Data excerpts:
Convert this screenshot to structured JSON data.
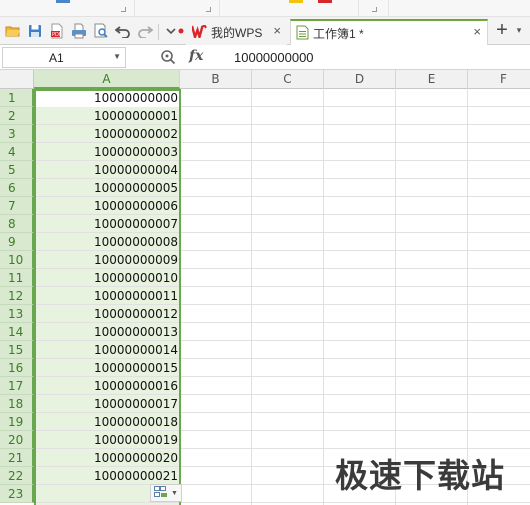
{
  "tabs": {
    "wps": {
      "label": "我的WPS",
      "close": "×"
    },
    "workbook": {
      "label": "工作簿1 *",
      "close": "×"
    },
    "add": "+",
    "menu": "▾"
  },
  "formula_bar": {
    "name_box": "A1",
    "fx": "fx",
    "content": "10000000000"
  },
  "sheet": {
    "columns": [
      "A",
      "B",
      "C",
      "D",
      "E",
      "F"
    ],
    "selected_column": "A",
    "rows": [
      "1",
      "2",
      "3",
      "4",
      "5",
      "6",
      "7",
      "8",
      "9",
      "10",
      "11",
      "12",
      "13",
      "14",
      "15",
      "16",
      "17",
      "18",
      "19",
      "20",
      "21",
      "22",
      "23"
    ],
    "column_a_values": [
      "10000000000",
      "10000000001",
      "10000000002",
      "10000000003",
      "10000000004",
      "10000000005",
      "10000000006",
      "10000000007",
      "10000000008",
      "10000000009",
      "10000000010",
      "10000000011",
      "10000000012",
      "10000000013",
      "10000000014",
      "10000000015",
      "10000000016",
      "10000000017",
      "10000000018",
      "10000000019",
      "10000000020",
      "10000000021"
    ]
  },
  "watermark": "极速下载站",
  "colors": {
    "selection_green": "#6aa84f",
    "selection_fill": "#e7f3df",
    "tab_accent": "#6fa63b",
    "wps_red": "#d9262c"
  }
}
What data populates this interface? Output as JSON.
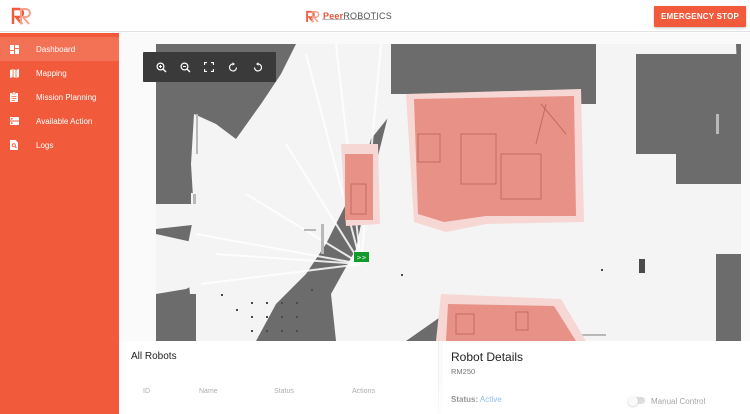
{
  "header": {
    "brand_peer": "Peer",
    "brand_rest": "ROBOTICS",
    "emergency_stop_label": "EMERGENCY STOP"
  },
  "sidebar": {
    "items": [
      {
        "label": "Dashboard",
        "icon": "dashboard-icon",
        "active": true
      },
      {
        "label": "Mapping",
        "icon": "map-icon",
        "active": false
      },
      {
        "label": "Mission Planning",
        "icon": "clipboard-icon",
        "active": false
      },
      {
        "label": "Available Action",
        "icon": "list-icon",
        "active": false
      },
      {
        "label": "Logs",
        "icon": "search-document-icon",
        "active": false
      }
    ]
  },
  "map_toolbar": {
    "tools": [
      "zoom-in-icon",
      "zoom-out-icon",
      "fit-screen-icon",
      "rotate-right-icon",
      "rotate-left-icon"
    ]
  },
  "map": {
    "robot_marker_label": ">>"
  },
  "all_robots": {
    "title": "All Robots",
    "columns": [
      "ID",
      "Name",
      "Status",
      "Actions"
    ]
  },
  "robot_details": {
    "title": "Robot Details",
    "model": "RM250",
    "status_label": "Status:",
    "status_value": "Active",
    "manual_control_label": "Manual Control"
  },
  "colors": {
    "accent": "#f15a3a",
    "zone_fill": "#e89187",
    "status_active": "#2f7fd1"
  }
}
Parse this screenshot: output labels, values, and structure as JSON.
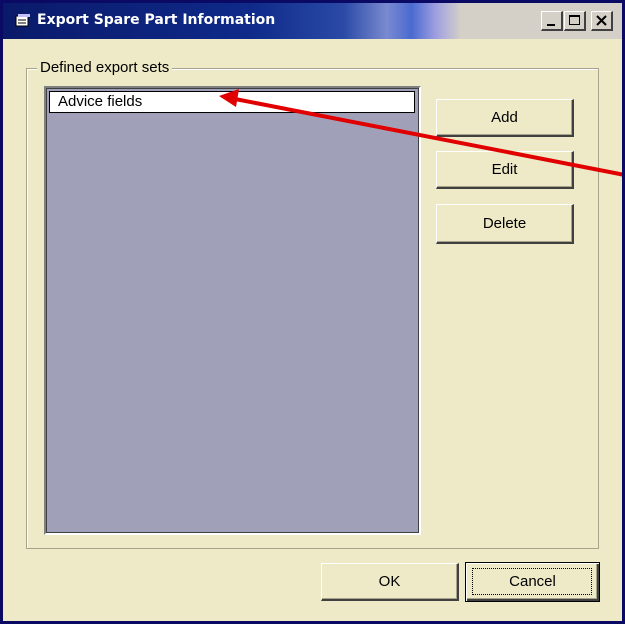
{
  "window": {
    "title": "Export Spare Part Information",
    "controls": {
      "minimize": "minimize-icon",
      "maximize": "maximize-icon",
      "close": "close-icon"
    }
  },
  "group": {
    "legend": "Defined export sets"
  },
  "export_sets": {
    "items": [
      "Advice fields"
    ],
    "selected": "Advice fields"
  },
  "actions": {
    "add_label": "Add",
    "edit_label": "Edit",
    "delete_label": "Delete"
  },
  "footer": {
    "ok_label": "OK",
    "cancel_label": "Cancel"
  },
  "annotation": {
    "arrow_color": "#e00000"
  },
  "colors": {
    "titlebar": "#0a1a6a",
    "dialog_bg": "#eeeac8",
    "list_bg": "#a0a0b8"
  }
}
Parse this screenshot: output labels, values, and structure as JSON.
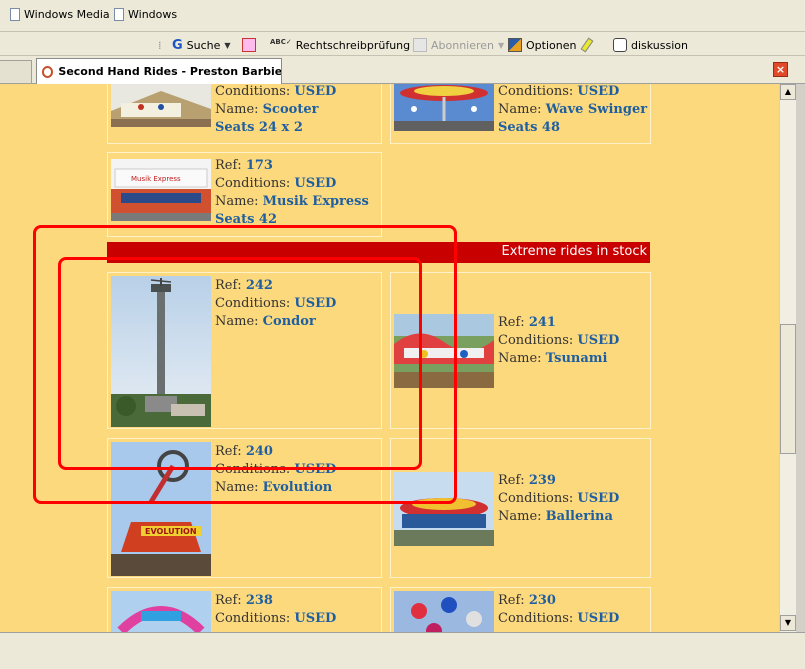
{
  "links_bar": {
    "items": [
      {
        "label": "Windows Media"
      },
      {
        "label": "Windows"
      }
    ]
  },
  "toolbar": {
    "search_label": "Suche",
    "spellcheck_label": "Rechtschreibprüfung",
    "subscribe_label": "Abonnieren",
    "options_label": "Optionen",
    "discussion_label": "diskussion"
  },
  "tab": {
    "title": "Second Hand Rides - Preston Barbier..."
  },
  "section": {
    "header": "Extreme rides in stock"
  },
  "labels": {
    "ref": "Ref:",
    "conditions": "Conditions:",
    "name": "Name:"
  },
  "rides": [
    {
      "conditions": "USED",
      "name": "Scooter",
      "extra": "Seats 24 x 2"
    },
    {
      "conditions": "USED",
      "name": "Wave Swinger",
      "extra": "Seats 48"
    },
    {
      "ref": "173",
      "conditions": "USED",
      "name": "Musik Express",
      "extra": "Seats 42"
    },
    {
      "ref": "242",
      "conditions": "USED",
      "name": "Condor"
    },
    {
      "ref": "241",
      "conditions": "USED",
      "name": "Tsunami"
    },
    {
      "ref": "240",
      "conditions": "USED",
      "name": "Evolution"
    },
    {
      "ref": "239",
      "conditions": "USED",
      "name": "Ballerina"
    },
    {
      "ref": "238",
      "conditions": "USED"
    },
    {
      "ref": "230",
      "conditions": "USED"
    }
  ],
  "colors": {
    "page_bg": "#fdd97e",
    "link_text": "#1f5fa0",
    "section_header_bg": "#c90000",
    "annotation": "#ff0000"
  }
}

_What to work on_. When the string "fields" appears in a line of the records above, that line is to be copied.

_Your response_.
      "Advice fields"
    "selected": "Advice fields"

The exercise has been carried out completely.